[Dataset rows for apps and sites]
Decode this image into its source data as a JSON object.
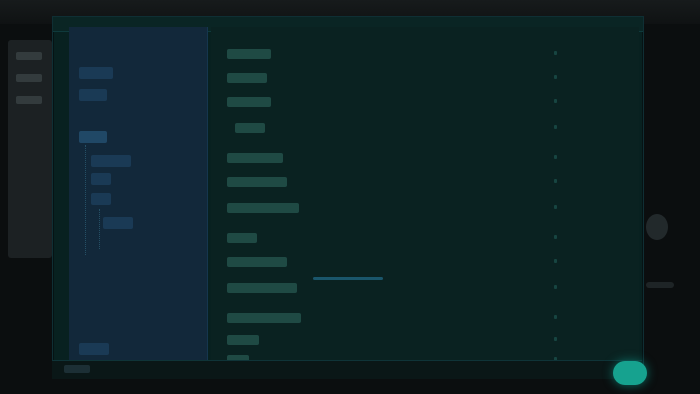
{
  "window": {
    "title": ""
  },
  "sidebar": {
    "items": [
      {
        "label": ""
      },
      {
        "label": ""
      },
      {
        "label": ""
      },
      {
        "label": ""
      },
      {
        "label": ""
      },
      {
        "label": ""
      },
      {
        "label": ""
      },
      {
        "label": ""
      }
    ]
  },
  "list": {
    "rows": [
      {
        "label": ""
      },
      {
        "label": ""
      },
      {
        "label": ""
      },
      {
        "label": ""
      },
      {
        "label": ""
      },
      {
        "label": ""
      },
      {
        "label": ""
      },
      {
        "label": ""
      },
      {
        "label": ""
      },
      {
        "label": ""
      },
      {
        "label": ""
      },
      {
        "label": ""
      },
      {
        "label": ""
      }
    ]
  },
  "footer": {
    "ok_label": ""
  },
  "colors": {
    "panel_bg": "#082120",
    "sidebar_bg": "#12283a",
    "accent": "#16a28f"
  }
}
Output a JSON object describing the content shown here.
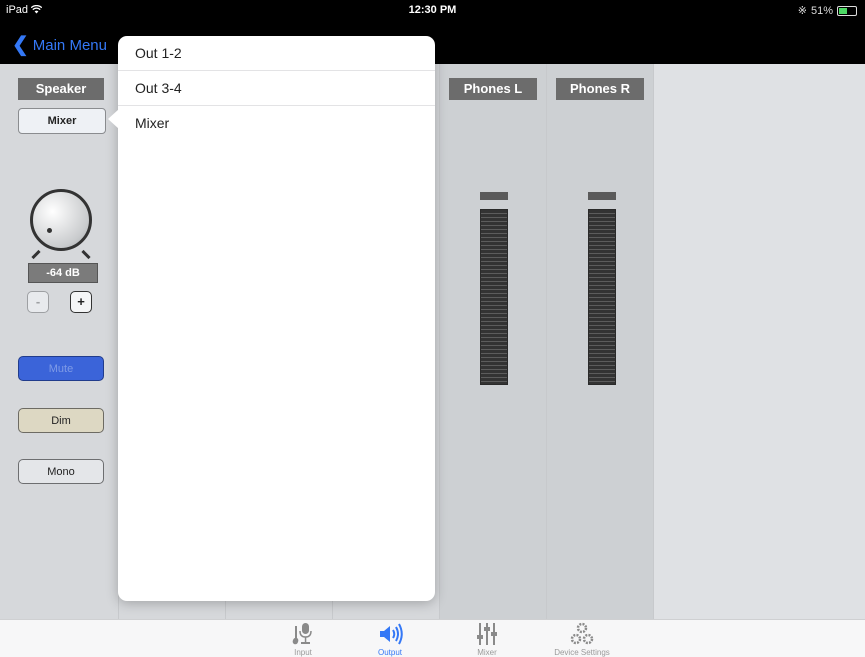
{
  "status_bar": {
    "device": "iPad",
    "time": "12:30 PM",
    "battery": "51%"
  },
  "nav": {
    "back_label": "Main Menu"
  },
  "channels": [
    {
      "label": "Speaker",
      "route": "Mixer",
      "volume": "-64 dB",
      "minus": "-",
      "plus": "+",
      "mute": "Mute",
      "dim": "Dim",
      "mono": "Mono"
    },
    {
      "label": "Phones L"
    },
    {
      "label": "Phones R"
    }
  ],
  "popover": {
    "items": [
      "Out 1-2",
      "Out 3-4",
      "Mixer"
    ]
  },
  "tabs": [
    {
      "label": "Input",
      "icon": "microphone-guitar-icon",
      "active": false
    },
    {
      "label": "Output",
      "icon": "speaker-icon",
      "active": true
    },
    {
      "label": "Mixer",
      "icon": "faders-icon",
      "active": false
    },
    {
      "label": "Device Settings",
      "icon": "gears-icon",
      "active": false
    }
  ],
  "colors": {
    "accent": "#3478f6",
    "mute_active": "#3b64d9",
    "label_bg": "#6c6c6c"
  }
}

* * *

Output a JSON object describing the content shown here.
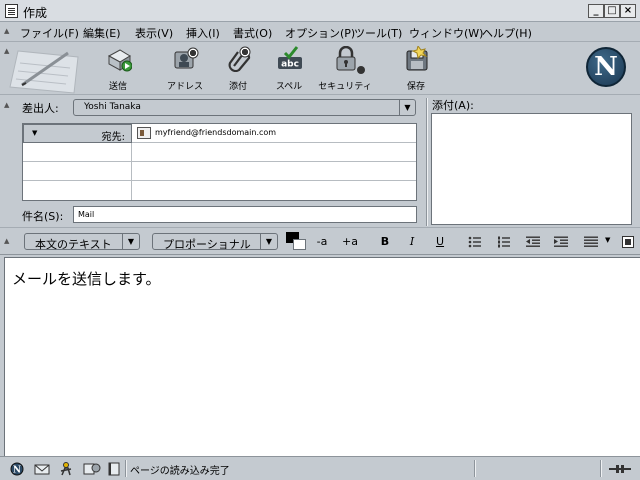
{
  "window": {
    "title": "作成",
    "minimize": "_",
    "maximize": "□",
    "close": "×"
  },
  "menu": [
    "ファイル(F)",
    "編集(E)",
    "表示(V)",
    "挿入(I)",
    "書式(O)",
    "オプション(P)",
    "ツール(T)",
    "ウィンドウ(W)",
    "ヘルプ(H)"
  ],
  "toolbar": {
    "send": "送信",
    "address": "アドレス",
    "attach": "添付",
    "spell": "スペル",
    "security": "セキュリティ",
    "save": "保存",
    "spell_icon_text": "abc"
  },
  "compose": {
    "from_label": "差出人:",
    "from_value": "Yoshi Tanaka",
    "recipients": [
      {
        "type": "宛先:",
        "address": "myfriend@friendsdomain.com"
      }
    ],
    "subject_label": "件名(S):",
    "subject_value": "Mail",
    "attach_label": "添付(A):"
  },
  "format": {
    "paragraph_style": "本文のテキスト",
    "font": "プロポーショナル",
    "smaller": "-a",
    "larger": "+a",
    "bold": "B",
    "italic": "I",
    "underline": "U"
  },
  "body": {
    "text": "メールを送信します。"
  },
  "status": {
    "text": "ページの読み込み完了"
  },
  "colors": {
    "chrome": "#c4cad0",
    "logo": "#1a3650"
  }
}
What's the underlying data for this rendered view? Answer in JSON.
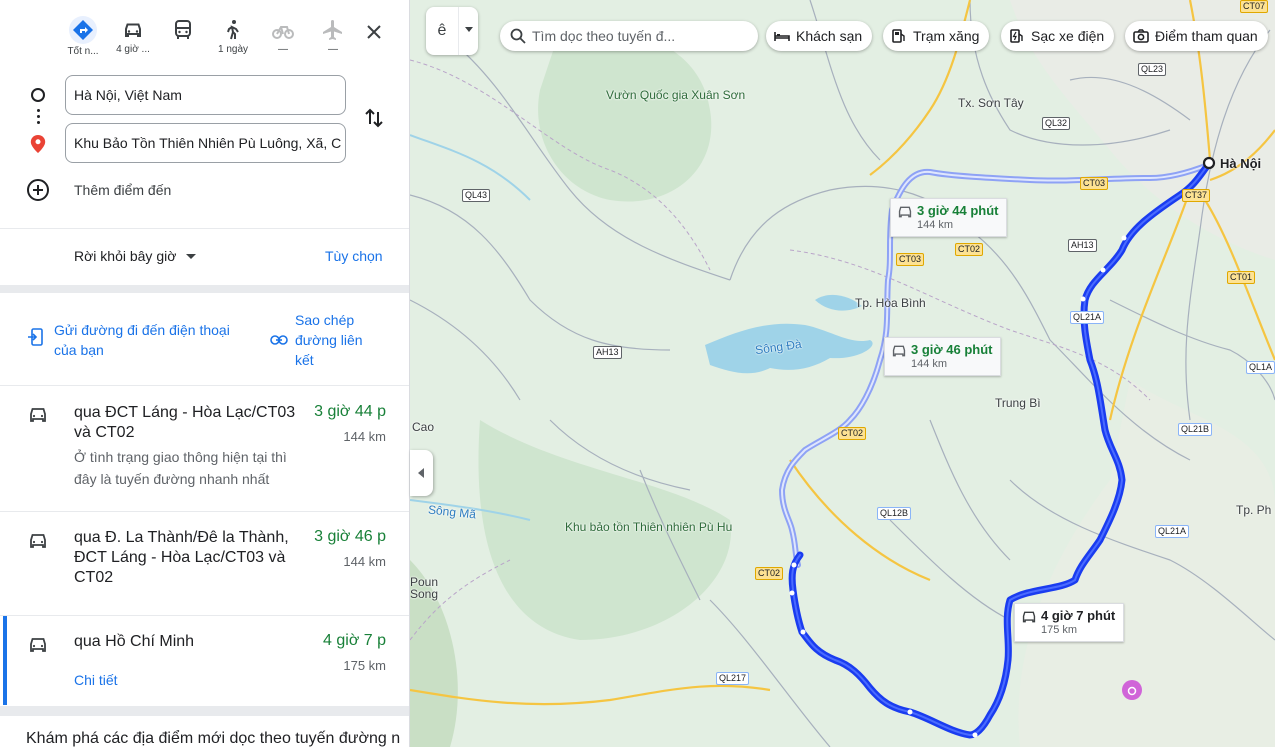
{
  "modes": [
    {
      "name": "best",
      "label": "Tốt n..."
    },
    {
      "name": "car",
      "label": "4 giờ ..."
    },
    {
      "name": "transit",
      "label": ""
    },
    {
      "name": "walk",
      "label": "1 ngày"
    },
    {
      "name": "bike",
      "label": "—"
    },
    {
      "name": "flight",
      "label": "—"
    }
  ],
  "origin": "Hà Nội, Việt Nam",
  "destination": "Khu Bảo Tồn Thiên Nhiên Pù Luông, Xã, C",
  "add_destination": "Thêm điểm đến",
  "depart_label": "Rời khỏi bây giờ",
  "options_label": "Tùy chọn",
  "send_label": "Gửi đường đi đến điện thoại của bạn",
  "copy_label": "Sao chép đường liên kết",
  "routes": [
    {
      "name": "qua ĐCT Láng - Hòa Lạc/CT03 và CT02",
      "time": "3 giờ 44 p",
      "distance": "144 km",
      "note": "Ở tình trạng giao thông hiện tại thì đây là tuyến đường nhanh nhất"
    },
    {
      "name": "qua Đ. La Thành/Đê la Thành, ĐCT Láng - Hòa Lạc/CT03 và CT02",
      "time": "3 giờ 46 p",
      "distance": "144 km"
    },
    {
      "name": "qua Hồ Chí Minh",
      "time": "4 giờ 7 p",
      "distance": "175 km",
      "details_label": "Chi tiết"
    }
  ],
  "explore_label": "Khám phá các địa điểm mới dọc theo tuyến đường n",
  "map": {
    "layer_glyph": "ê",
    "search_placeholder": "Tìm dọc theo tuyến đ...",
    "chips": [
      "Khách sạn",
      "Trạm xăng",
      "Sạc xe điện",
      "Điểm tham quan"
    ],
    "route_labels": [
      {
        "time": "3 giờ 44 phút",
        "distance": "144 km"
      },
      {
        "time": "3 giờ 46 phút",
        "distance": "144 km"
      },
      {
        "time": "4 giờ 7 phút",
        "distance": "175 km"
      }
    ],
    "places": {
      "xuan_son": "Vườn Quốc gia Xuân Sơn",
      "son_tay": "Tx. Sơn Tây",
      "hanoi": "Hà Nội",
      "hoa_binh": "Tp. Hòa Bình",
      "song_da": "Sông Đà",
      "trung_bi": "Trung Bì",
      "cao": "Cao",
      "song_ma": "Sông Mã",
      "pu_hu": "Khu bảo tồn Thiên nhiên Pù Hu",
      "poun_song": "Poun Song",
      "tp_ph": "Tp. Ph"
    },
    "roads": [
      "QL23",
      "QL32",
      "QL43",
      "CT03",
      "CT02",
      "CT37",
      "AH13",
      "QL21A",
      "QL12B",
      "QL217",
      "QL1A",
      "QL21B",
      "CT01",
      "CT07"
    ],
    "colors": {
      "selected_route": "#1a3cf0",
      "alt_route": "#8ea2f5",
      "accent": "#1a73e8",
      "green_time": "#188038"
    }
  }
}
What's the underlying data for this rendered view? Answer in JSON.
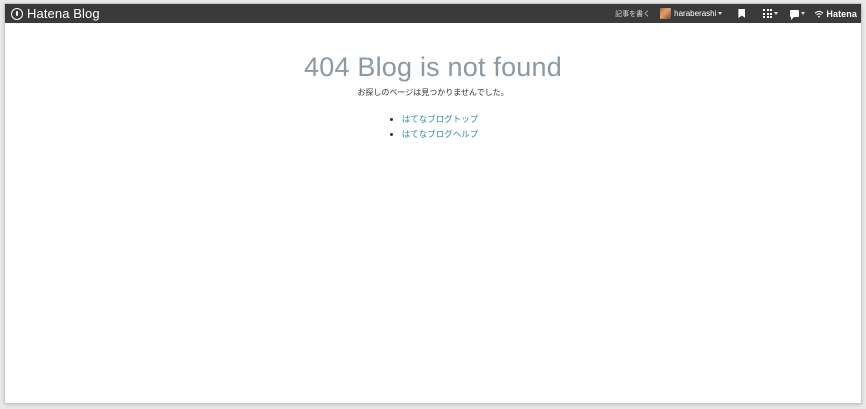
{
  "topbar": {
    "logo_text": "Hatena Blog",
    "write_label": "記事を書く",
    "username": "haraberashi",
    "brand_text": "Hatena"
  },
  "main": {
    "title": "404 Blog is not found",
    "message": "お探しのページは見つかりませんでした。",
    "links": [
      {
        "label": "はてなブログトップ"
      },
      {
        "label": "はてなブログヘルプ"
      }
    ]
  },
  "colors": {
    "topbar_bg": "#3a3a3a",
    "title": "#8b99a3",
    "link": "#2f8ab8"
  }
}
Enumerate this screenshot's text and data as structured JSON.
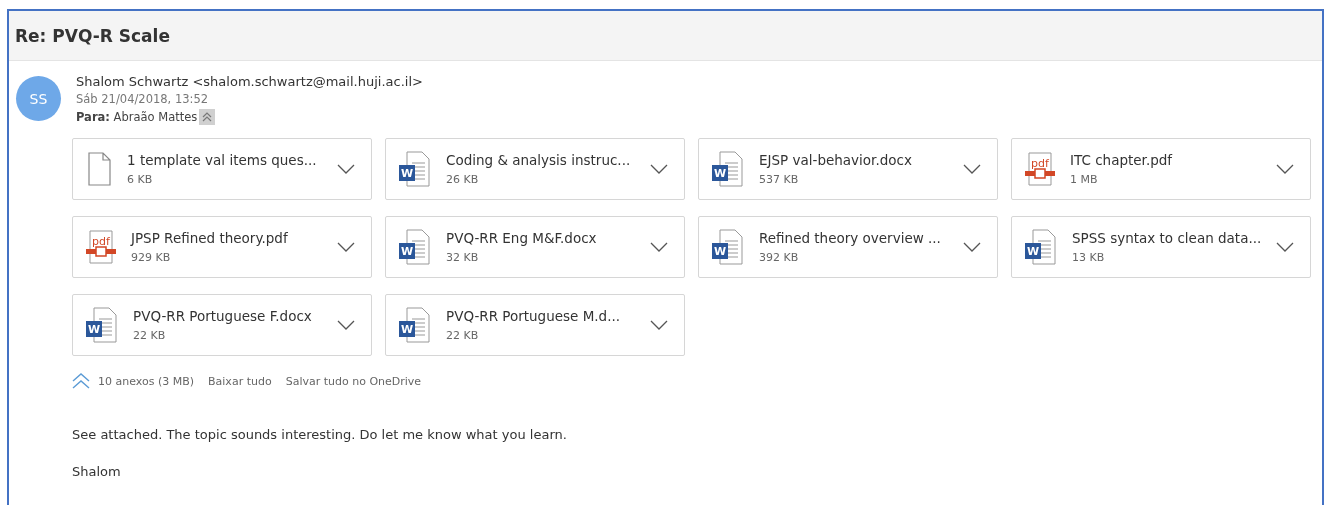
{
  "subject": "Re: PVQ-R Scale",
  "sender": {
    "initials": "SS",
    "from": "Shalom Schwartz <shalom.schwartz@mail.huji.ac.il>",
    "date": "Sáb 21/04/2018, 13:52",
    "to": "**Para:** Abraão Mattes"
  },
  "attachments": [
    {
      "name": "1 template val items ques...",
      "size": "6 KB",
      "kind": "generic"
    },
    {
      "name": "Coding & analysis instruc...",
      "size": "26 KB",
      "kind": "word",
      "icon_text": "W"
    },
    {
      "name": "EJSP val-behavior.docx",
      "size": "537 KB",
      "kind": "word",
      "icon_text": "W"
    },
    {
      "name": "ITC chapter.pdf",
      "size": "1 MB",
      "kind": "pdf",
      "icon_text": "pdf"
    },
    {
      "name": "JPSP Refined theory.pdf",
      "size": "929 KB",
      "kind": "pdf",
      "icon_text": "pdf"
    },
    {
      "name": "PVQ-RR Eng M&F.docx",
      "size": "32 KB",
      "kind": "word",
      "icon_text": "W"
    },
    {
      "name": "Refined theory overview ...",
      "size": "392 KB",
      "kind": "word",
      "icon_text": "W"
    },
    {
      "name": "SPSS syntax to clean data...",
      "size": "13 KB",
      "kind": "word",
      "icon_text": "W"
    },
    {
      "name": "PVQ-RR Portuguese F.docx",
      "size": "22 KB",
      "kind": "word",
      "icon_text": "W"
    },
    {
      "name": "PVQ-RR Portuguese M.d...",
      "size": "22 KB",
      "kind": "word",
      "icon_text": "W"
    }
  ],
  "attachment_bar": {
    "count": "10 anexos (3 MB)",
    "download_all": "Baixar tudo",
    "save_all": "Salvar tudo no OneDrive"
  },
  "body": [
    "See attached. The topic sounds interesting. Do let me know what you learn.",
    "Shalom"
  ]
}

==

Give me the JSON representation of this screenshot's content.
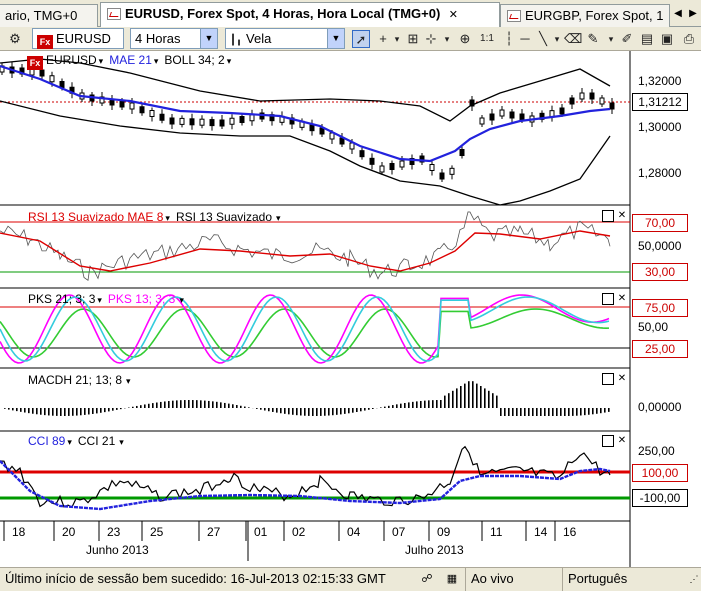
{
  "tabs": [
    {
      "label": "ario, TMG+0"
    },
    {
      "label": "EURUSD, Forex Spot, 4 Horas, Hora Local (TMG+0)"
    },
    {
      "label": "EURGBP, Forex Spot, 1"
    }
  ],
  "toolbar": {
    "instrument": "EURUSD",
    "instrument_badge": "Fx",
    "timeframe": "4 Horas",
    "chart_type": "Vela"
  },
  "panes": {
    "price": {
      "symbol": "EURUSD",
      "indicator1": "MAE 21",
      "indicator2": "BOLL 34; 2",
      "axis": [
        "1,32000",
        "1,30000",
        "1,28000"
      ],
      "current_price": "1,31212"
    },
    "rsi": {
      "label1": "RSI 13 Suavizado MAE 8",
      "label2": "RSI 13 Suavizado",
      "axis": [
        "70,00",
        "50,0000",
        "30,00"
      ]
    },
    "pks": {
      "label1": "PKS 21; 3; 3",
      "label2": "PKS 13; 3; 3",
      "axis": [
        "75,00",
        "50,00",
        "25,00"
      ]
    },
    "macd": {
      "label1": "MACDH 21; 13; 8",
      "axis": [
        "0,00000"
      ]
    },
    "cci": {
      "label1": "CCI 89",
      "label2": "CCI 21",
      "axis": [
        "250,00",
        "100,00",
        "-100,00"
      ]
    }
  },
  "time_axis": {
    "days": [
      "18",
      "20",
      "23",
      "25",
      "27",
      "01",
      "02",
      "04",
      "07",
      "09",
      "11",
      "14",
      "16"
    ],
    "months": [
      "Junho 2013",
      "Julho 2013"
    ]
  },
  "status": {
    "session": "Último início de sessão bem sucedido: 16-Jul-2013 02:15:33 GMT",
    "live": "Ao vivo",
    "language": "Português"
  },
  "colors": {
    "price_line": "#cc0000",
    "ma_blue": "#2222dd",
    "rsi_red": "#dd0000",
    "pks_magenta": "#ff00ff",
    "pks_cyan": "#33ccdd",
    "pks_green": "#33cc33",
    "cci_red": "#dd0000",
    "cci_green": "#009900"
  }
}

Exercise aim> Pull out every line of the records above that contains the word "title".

Answer box>
    "title": ""
    "title": "作成",
    "title": "404 Blog is not found",
    "title": "#8b99a3",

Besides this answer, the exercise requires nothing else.